NORWALK, Conn., Jan. 11 /PRNewswire/ -- Few publications have tracked the issues, growth, triumphs and setbacks of the modern environmental movement like E - The Environmental Magazine (www.emagazine.com). The nonprofit, independent magazine covers everything environmental, from controversial issues like meat's contribution to global warming, environmental racism and human population growth to how-to's on green investing, organic gardening and shopping for energy-saving home appliances.
E pays special attention to leading green groups and their causes -- be they protecting marine life, pushing for stricter emissions standards or safeguarding children from toxic exposure. Recent stories have featured efforts to stop mountaintop removal coal mining in the Appalachian Mountains, the dangers of "nano" particles in consumer goods like sunscreen and toothpaste and wind power's growing foothold as a viable alternative energy source.
With its January/February 2010 issue, E celebrates a remarkable 20 years in print. The nonprofit magazine was founded in Connecticut in 1990 by husband-and-wife team Doug Moss and Deborah Kamlani in the wake of the infamous Exxon Valdez oil spill and on the eve of the 20th anniversary of Earth Day.
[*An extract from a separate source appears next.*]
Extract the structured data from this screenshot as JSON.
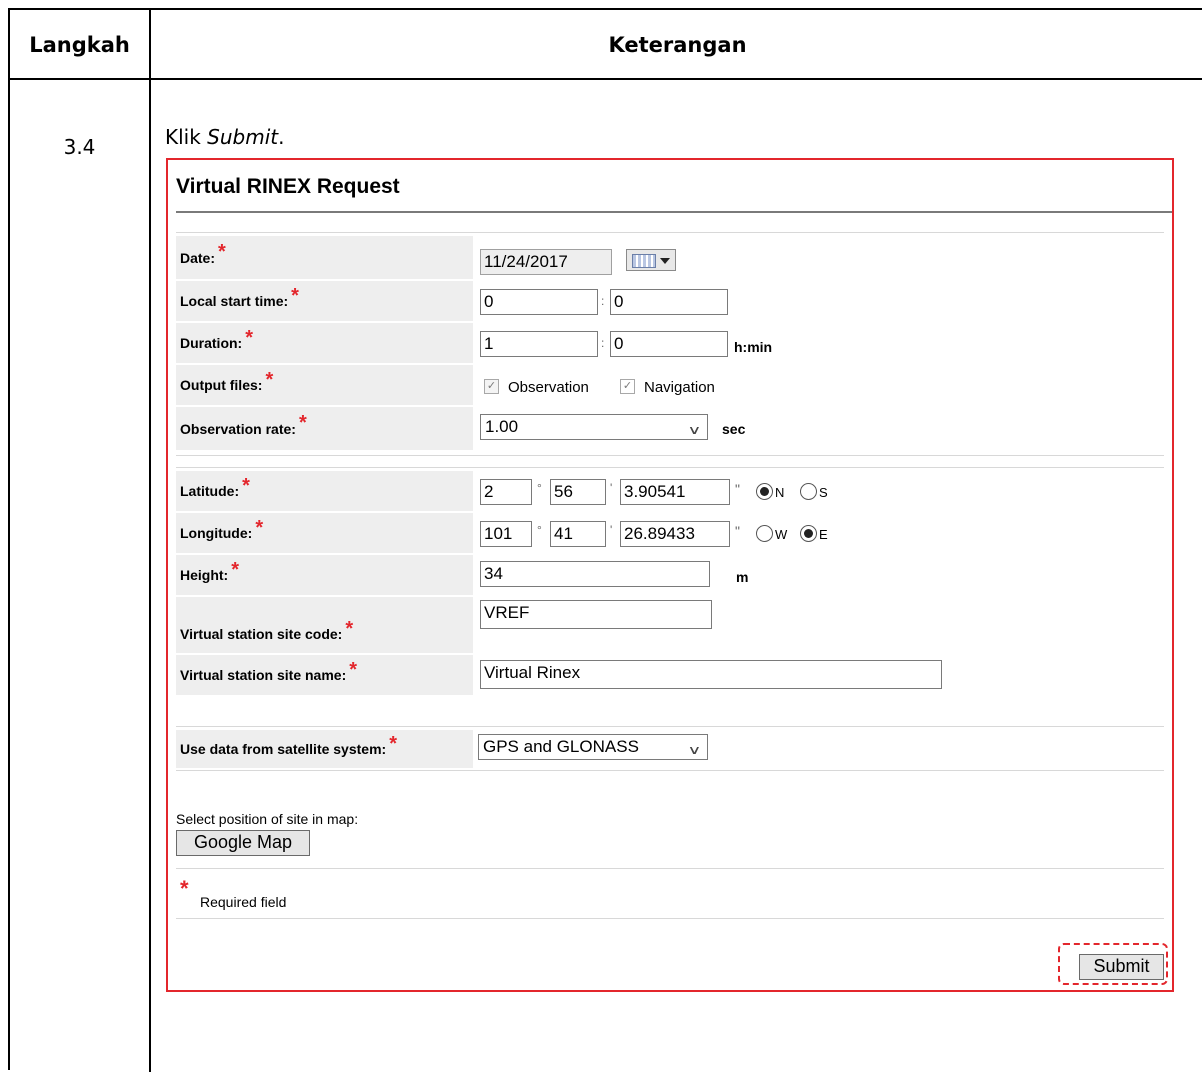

E is celebrating its 20th with a new design, new departments and a more upbeat logo to attract the growing numbers of people who are now more aware of environmental threats like global warming and who are eager to understand the issues better and know what they can do to make a difference. A comprehensive website upgrade and a "paperless" digital edition are also on the drawing board, with the same goal of growing the magazine's outreach to new constituents.
Its anniversary issue, in bookstores now, takes an in-depth look at the connection between environmental toxins and autism -- a condition that affects one in 90 kids, according to the latest numbers. In its cover story, E talks to researchers who are drawing connections between mercury, lead, pharmaceuticals, plastics and other environmental chemicals that might be pushing susceptible kids past their toxic tipping points.
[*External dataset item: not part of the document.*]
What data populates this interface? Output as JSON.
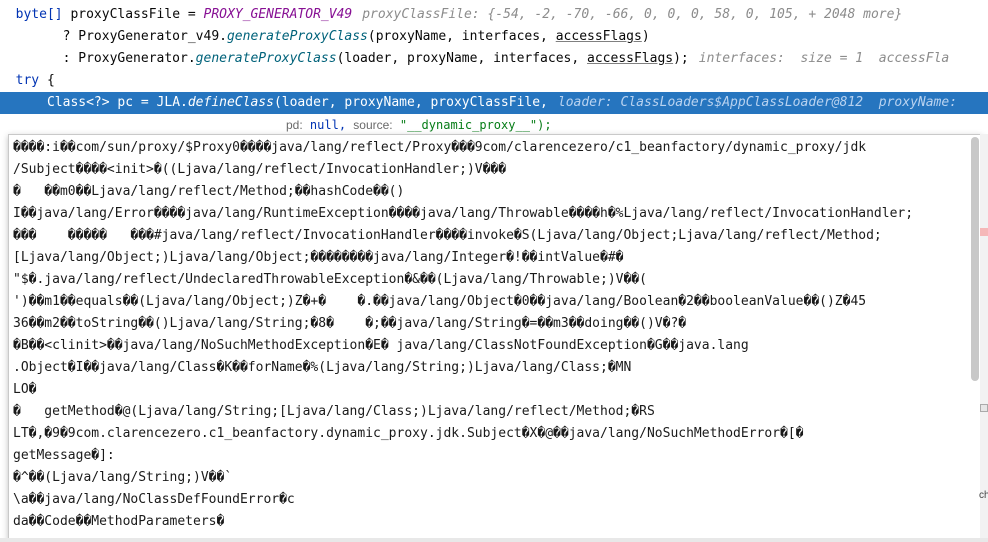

The anniversary issue also includes a look back at E's first 20 years, with 20 mini-articles chronicling not only E's history but the environmental hot topics of the last two decades, and what progress has been achieved.
"Our 20th anniversary gave us a great opportunity to go back through E's extensive archives and be reminded how many times we were ahead of the curve on the key issues," says publisher and co-founder Doug Moss. "Now with a groundswell of public interest in the environment -- and especially global warming -- E wants to bring its coverage to a wider audience and really touch on all the ways people can live greener and/or make a difference in their communities."
E also produces the nationally syndicated column, EarthTalk, which appears in up to 1,850 newspapers, magazines and websites throughout the U.S. and Canada (www.emagazine.com/earthtalk/thisweek). And the magazine has also authored three books in its 20-year history: Feeling the Heat, one of the first books about climate change; Green Living: The E Magazine Handbook for Living Lightly on the Earth, a comprehensive guide to the environmental lifestyle; and EarthTalk: Expert Answers to Everyday Questions About the Environment, offering the best of the column's first five years.
E distributes 50,000 copies six times per year to subscribers, bookstores, natural food markets, libraries and some newsstands. Single copies of E's January/February 2010 "20th Anniversary Issue" are available for $5 postpaid from: E Magazine, P.O. Box 469111, Escondido, CA 92046. Subscriptions are $29.95 per year, available at the same address or by visiting the www.emagazine.com.
SOURCE E-The Environmental Magazine